## [REQUIRED ACTION]
Tally the lines below that include the string "false". Reply with the total only.

## [PROVIDED DATA]
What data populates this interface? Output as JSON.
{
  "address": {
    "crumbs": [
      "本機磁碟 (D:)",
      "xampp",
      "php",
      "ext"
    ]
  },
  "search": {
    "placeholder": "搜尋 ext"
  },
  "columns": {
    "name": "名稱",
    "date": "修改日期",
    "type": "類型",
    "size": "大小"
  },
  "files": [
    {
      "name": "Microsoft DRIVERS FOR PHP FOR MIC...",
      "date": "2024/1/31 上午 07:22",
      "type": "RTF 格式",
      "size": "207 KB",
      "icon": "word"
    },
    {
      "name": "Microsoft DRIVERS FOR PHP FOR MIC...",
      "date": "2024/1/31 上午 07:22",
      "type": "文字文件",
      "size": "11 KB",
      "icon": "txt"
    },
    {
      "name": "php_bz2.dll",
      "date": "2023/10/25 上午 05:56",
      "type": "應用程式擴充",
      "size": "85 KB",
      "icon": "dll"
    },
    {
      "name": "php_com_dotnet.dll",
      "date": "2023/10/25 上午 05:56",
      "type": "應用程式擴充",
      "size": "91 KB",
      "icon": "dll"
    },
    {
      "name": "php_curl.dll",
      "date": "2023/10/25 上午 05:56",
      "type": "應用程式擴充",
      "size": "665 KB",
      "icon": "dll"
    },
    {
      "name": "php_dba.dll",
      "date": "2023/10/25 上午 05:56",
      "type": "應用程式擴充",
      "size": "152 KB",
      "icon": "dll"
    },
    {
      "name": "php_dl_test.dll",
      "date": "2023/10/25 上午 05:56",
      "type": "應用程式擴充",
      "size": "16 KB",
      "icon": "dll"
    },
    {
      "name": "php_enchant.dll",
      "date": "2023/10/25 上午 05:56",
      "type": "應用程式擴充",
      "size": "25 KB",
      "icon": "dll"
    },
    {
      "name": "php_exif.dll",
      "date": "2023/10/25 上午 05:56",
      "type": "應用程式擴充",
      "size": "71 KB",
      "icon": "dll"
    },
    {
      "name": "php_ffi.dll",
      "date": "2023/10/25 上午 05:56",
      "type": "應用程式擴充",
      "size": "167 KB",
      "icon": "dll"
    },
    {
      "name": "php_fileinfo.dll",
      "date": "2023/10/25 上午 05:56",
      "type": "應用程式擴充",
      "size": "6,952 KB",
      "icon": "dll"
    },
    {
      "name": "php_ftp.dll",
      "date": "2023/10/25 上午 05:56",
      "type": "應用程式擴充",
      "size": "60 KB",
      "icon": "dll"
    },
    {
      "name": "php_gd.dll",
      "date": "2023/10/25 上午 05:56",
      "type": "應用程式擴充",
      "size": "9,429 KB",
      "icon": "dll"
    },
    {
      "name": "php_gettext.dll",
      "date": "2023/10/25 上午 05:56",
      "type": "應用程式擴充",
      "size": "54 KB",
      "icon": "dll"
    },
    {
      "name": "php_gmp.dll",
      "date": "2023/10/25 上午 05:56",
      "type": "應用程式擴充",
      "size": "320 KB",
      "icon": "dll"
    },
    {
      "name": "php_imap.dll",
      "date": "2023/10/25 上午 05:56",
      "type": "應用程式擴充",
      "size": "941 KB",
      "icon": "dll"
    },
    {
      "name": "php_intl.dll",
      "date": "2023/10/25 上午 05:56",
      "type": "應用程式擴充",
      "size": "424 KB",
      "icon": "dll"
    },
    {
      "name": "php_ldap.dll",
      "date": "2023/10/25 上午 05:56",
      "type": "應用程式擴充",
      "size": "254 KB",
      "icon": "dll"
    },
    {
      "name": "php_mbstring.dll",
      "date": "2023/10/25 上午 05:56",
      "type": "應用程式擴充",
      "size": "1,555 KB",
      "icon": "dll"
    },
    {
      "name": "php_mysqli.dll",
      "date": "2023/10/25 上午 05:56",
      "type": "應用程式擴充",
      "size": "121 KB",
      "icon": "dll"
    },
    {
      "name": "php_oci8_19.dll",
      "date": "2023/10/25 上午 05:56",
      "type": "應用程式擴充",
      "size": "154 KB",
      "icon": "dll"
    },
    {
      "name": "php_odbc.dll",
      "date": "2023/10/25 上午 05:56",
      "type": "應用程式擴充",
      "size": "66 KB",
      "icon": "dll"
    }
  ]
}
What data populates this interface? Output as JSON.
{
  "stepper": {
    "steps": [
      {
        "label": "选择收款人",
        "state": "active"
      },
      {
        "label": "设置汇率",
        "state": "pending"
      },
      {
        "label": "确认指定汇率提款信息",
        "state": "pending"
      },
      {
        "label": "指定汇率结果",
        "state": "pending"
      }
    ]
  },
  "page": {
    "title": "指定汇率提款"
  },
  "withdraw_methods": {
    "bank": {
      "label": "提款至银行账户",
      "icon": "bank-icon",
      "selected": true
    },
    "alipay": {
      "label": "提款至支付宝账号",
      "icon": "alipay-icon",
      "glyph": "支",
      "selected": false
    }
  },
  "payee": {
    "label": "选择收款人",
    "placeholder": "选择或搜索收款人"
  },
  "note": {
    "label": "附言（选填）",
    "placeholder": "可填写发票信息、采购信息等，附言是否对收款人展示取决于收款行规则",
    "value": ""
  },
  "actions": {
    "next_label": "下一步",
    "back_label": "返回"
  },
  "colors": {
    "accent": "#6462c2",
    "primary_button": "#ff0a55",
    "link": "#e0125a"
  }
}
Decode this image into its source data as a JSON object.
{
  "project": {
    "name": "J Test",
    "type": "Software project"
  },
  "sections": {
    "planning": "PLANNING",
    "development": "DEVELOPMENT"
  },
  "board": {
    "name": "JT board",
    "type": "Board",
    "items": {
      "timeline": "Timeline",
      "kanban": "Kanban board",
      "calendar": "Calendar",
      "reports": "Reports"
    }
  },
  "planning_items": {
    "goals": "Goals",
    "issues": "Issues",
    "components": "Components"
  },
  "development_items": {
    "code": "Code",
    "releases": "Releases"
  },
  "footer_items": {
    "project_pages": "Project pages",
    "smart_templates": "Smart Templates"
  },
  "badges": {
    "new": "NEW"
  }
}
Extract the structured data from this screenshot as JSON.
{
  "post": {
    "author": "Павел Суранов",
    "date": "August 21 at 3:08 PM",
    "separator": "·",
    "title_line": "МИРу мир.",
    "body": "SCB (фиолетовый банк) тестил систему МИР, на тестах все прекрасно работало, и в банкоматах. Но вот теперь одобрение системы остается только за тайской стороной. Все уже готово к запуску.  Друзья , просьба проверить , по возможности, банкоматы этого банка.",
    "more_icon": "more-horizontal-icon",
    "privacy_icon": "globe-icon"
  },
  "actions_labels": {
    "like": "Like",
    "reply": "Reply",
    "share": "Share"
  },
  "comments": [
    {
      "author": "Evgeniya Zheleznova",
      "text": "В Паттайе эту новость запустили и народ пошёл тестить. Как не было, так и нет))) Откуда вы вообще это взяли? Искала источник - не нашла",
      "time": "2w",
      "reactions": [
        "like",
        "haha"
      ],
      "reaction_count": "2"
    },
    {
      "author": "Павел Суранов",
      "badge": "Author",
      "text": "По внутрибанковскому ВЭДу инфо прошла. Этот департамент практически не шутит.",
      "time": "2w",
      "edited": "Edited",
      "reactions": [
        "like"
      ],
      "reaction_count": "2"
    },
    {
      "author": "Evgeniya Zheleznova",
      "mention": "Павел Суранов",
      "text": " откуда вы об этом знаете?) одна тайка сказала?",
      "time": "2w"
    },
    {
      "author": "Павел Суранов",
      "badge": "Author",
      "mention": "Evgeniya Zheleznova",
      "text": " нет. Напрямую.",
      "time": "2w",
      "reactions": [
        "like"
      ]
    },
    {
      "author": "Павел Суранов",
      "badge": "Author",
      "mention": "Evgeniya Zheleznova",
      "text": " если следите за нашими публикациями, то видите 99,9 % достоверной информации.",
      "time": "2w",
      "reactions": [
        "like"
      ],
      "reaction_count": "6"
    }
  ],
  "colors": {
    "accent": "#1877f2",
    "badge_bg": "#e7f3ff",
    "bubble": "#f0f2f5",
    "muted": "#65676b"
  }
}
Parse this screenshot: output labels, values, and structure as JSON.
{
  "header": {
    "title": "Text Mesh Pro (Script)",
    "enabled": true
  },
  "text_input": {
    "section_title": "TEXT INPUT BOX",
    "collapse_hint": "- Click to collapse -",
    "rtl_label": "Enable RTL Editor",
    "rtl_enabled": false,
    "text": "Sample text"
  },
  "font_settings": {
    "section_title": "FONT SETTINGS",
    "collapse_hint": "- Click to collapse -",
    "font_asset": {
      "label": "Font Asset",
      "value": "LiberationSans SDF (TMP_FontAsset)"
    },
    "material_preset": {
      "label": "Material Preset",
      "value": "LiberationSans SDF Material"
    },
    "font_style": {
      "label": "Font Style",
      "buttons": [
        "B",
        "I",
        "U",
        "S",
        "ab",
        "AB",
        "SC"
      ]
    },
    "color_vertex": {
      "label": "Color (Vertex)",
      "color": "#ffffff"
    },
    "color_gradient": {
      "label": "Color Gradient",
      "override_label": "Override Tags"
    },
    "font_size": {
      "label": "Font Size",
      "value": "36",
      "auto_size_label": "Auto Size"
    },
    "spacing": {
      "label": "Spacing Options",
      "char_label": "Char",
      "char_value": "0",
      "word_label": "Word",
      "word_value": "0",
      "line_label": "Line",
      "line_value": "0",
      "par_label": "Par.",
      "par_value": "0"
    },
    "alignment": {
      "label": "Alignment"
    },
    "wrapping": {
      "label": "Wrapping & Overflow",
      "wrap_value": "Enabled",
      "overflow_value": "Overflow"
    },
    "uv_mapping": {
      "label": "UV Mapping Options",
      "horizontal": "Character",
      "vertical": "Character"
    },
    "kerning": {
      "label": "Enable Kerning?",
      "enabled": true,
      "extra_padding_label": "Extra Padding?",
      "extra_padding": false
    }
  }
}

## [PROBLEM SOLUTION]
3